(Above: Dolly, my dolphin lover. © 2010, Malcolm J. Brenner)
Let me make something abundantly clear: Wet Goddess was not written to promote bestiality or zoophilia, although I knew if I told my story it would probably come down to that.
I wrote Wet Goddess to share my experience with a creature that I found to be remarkably sophisticated, intelligent, aware, loving and worthy in every way of the designation, “non-human person.”
And she didn’t come out of some alien spacecraft. Her kind exist here on Earth, as they have for millions of years before we appeared, surviving ages of fire and ice in the arms of Mother Ocean.
In the decades since my experience with Dolly, science has, in many ways, caught up with my impressions and anecdotal experience.

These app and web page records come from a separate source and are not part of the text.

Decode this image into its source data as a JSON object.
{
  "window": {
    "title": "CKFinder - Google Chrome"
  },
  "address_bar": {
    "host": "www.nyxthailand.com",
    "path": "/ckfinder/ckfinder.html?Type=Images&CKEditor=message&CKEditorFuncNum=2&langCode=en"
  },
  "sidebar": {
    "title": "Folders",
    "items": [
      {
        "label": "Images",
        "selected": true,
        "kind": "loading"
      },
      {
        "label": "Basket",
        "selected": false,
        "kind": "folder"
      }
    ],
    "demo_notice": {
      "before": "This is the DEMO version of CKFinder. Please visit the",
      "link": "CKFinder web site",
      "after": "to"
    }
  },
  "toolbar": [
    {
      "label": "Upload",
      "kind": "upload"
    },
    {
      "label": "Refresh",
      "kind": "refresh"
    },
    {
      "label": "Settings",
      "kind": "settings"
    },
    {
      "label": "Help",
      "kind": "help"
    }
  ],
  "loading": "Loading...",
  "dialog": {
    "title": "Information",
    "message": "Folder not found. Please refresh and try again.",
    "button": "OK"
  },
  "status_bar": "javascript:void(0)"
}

Now cognitive psychologists and others have explored the mind of the dolphin and arrived at the same conclusions I did in 1971: dolphins are self-aware individuals, able to recognize themselves in a mirror, experiencing a vast range of emotions and behaviors, language users and capable of employing “theory of mind,” the ability to calculate or imagine what another creature is thinking.
We should be devoting a large chunk of our resources as a species to understanding these creatures who have survived so much longer on this planet than we have. What are we doing instead? Some nations still slaughter them en masse in tuna nets, while others conduct murderous drive hunts and butcher them with glee. Some nations take the prettiest ones and commoditize them and sell them into enslavement, where they are forced to perform stupid tricks for our amusement. And we are polluting their environment at such a rate that by 2050 there will be more plastic in the ocean than fish. I despair for their future.
My zoosexual love story with Dolly the dolphin is what has attracted most attention, but if I’d had sex with a barnyard animal or a household pet, do you seriously think I’d have spoken up, exposing a practice that most people find viscerally revolting?
Of course not. Zoophiles may still have to keep their sexuality a secret in most situations, but they are humans and accorded certain rights by law. Dolphins are considered chattel, or property, by the same system. I am advocating for changing that and giving dolphins rights under a framework that recognizes their status, as acknowledged by science.
And that, folks, is what I mean when I say “I didn’t write Wet Goddess for zoophiles, I wrote it for dolphins.”
Sorry I had to spell it out for those of you who so perceptively pointed out that dolphins can’t read.